• **The problem**:
Would you write out every entry exactly, but without the pictures?

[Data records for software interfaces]

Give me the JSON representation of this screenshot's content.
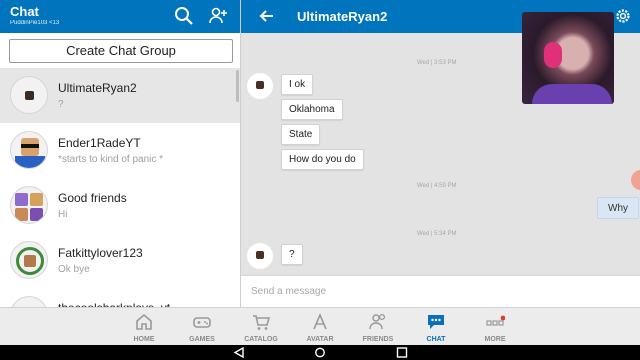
{
  "left_header": {
    "title": "Chat",
    "subtitle": "PuddinPie103 <13"
  },
  "create_group_label": "Create Chat Group",
  "conversations": [
    {
      "name": "UltimateRyan2",
      "preview": "?"
    },
    {
      "name": "Ender1RadeYT",
      "preview": "*starts to kind of panic *"
    },
    {
      "name": "Good friends",
      "preview": "Hi"
    },
    {
      "name": "Fatkittylover123",
      "preview": "Ok bye"
    },
    {
      "name": "thecoolsharkplays_yt",
      "preview": ""
    }
  ],
  "chat": {
    "title": "UltimateRyan2",
    "timestamps": [
      "Wed | 3:53 PM",
      "Wed | 4:59 PM",
      "Wed | 5:34 PM"
    ],
    "messages_in": [
      "I ok",
      "Oklahoma",
      "State",
      "How do you do",
      "?"
    ],
    "messages_out": [
      "Why"
    ],
    "input_placeholder": "Send a message"
  },
  "nav": [
    {
      "label": "HOME",
      "icon": "home-icon"
    },
    {
      "label": "GAMES",
      "icon": "gamepad-icon"
    },
    {
      "label": "CATALOG",
      "icon": "cart-icon"
    },
    {
      "label": "AVATAR",
      "icon": "avatar-icon"
    },
    {
      "label": "FRIENDS",
      "icon": "friends-icon"
    },
    {
      "label": "CHAT",
      "icon": "chat-icon"
    },
    {
      "label": "MORE",
      "icon": "more-icon"
    }
  ],
  "colors": {
    "header": "#0074bd",
    "active_nav": "#0a6fb8",
    "notification": "#e43b2f"
  }
}
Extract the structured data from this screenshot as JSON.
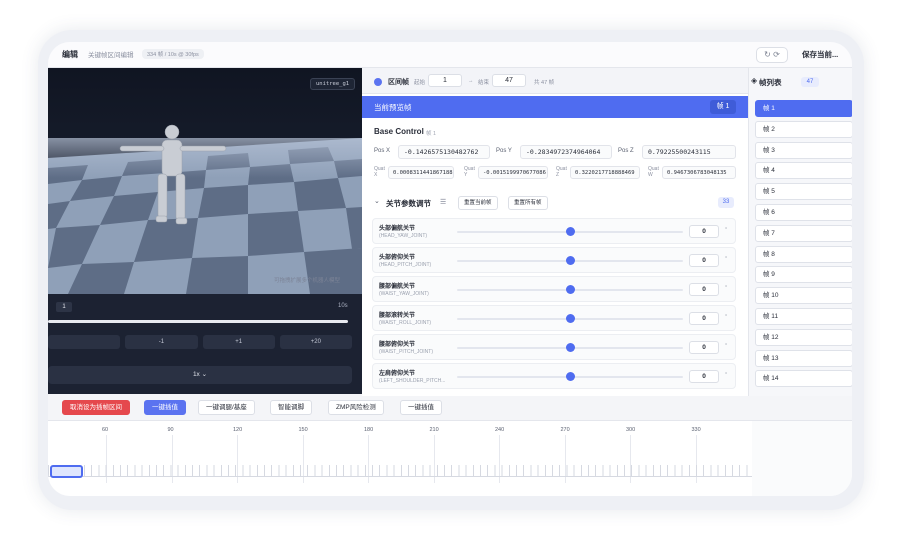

• **Response to the exercise**:
Give me the JSON representation of this screenshot's content.
{
  "left_header": {
    "title": "Chat",
    "subtitle": "PuddinPie103 <13"
  },
  "create_group_label": "Create Chat Group",
  "conversations": [
    {
      "name": "UltimateRyan2",
      "preview": "?"
    },
    {
      "name": "Ender1RadeYT",
      "preview": "*starts to kind of panic *"
    },
    {
      "name": "Good friends",
      "preview": "Hi"
    },
    {
      "name": "Fatkittylover123",
      "preview": "Ok bye"
    },
    {
      "name": "thecoolsharkplays_yt",
      "preview": ""
    }
  ],
  "chat": {
    "title": "UltimateRyan2",
    "timestamps": [
      "Wed | 3:53 PM",
      "Wed | 4:59 PM",
      "Wed | 5:34 PM"
    ],
    "messages_in": [
      "I ok",
      "Oklahoma",
      "State",
      "How do you do",
      "?"
    ],
    "messages_out": [
      "Why"
    ],
    "input_placeholder": "Send a message"
  },
  "nav": [
    {
      "label": "HOME",
      "icon": "home-icon"
    },
    {
      "label": "GAMES",
      "icon": "gamepad-icon"
    },
    {
      "label": "CATALOG",
      "icon": "cart-icon"
    },
    {
      "label": "AVATAR",
      "icon": "avatar-icon"
    },
    {
      "label": "FRIENDS",
      "icon": "friends-icon"
    },
    {
      "label": "CHAT",
      "icon": "chat-icon"
    },
    {
      "label": "MORE",
      "icon": "more-icon"
    }
  ],
  "colors": {
    "header": "#0074bd",
    "active_nav": "#0a6fb8",
    "notification": "#e43b2f"
  }
}
Extract the structured data from this screenshot as JSON.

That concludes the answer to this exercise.